As I drive through my family’s farm in the San Joaquin Valley, I feel as though I’m traveling on a chessboard. I cross a square with crops and then another square without crops – our fields to be laid. Drought destroyed the crops of our farm.
Last year, reduced water supplies in the state led to 395,000 acres of farmland Unemployed, according to UC Merced researchers, about 8,750 agricultural workers lost their jobs.
On my 2,000-acre farm, we’ve been growing organic fruits and vegetables – watermelon, asparagus, and sweet corn – as well as cherries and almonds. Three years of unprecedented drought have changed the landscape. Last year we said goodbye to asparagus and sweet corn. This year, we trimmed the cherries. Next, we’ll reduce our almond area.
My workforce is also shrinking. I once hired 25 full-time workers and employed more than 300 people at the height of the harvest. Not anymore.
Time and time again, my wife and I have had to make Sophie’s decision. She has a more difficult and painful task. I must choose which crops to reduce or eliminate. My wife, who runs our harvest teams, must decide which people who work for us will lose their jobs.
Most of our employees have been working with us for a long time, some up to 30 years. They have become a family. We provide them with medical benefits and retirement plans. Many have managed to buy their first homes and most of their children are going after another American dream – going to college.
My roots in California go back to the early 1900s, when my grandparents came here from Mexico. As a child, I would pick watermelons along with my father, a second-generation American who eventually ran a cantaloupe farm.
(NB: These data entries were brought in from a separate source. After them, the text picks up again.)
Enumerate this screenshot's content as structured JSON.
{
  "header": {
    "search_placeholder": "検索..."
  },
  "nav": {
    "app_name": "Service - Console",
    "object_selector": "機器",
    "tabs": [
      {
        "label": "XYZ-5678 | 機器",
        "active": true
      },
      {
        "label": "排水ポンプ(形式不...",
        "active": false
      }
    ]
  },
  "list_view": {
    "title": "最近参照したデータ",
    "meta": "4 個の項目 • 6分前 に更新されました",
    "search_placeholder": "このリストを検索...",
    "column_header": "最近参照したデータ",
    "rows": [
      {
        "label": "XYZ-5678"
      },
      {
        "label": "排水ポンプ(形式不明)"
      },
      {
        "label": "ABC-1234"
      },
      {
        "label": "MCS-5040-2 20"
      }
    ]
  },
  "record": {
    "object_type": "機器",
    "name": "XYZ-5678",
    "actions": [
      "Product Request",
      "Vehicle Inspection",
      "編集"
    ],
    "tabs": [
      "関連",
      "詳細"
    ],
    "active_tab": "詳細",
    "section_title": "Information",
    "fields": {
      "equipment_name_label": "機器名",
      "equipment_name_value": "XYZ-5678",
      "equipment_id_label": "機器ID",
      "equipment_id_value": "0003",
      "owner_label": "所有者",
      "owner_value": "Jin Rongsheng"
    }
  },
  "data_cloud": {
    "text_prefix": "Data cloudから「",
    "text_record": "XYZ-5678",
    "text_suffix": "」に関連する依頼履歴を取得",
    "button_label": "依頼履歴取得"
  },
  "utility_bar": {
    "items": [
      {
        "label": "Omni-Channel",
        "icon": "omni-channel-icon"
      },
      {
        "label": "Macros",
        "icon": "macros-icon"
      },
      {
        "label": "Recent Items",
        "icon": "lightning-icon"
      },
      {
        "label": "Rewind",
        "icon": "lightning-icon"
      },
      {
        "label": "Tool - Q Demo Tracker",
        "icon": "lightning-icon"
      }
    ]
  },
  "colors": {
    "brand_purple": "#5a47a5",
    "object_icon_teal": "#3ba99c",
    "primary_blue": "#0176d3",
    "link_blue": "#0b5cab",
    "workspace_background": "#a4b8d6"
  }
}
In 1985, when I was 36, I was able to buy and start my own watermelon farm in Central Valley.
Now, at the age of 73, I am concerned about the future of Del Bosque Farms. Passing it on to the next generation has always been a goal for me and my wife.
Drought is a silent disaster. This is not evident by the visible damage but by the empty chess squares on our farms where crops do not grow and people do not work. Most consumers never see this, but they do witness its repercussions – the empty spaces on supermarket shelves and the high prices at the checkout counter.
Facing drought is nothing new for California Agricultural industry worth 49 billion dollars. But we are seeing a massive drought, exacerbated by human-caused climate change. Scientists say we are in the midst of Over a period of 22 years in the western United States for at least 1,200 years.
Without enough water, Californian farmers cannot survive. The state’s aging water supply infrastructure has not kept pace with the state’s growth. It no longer has the ability or capacity to provide food for the country’s population and its food production. Over the next thirty years, the water supply will be interrupted expected to perform to the permanent loss of one million acres of productive farmland in California.
It is imperative that the country adapts to more variable rainfall patterns and weather.
In 2014, Californians were resounding Vote for proposal 1Water bonds worth $7.5 billion for water supply infrastructure. The Los Angeles Times called it a “first step” in meeting the state’s water needs. But the water storage projects that were meant to be built are underfunded or stuck in the licensing process, bogged down by testimonies and constant objections by organizations that don’t want to build more water projects, no matter how much they are needed.
Recently, The Times reported that California has Made some progress When it comes to implementing regulations and better managing groundwater, the country is still far from sustainable. This could be the motto of the state’s farm owners.
The Sustainable Groundwater Management Act, a 2014 law that’s supposed to address excessive pumping and help regulate the state’s supply, is seen as a potential plus for farmers because we rely so heavily on groundwater for irrigation given cutbacks in deliveries from the state. .
But farmers see it differently: it may further reduce water availability in many areas that depend on groundwater. It could help some farmers, but it would hurt others because it would likely take a lot of farmland out of production.
At Del Bosque Farms, we’ve taken actions on our own that include using more efficient drip irrigation, partnering with other farmers to purchase and transport water, and developing small, local storage projects.
But as CalMatters reported last fallFarmers have run out of quick and easy solutions – transformative ways to reduce our water footprint are slow to emerge.
Even though we are in a drought, we are still suffering from floods in California. One solution to our ongoing problems is to do a better job of capturing more of the floodwaters that often flow into the ocean. This will require building more water storage infrastructure.
Regardless, if we continue down the path we are on, drought will eventually wipe out our great condition.
Joe L. Del Bosque is the CEO and President of the family-owned Del Bosque Farms in the San Joaquin Valley.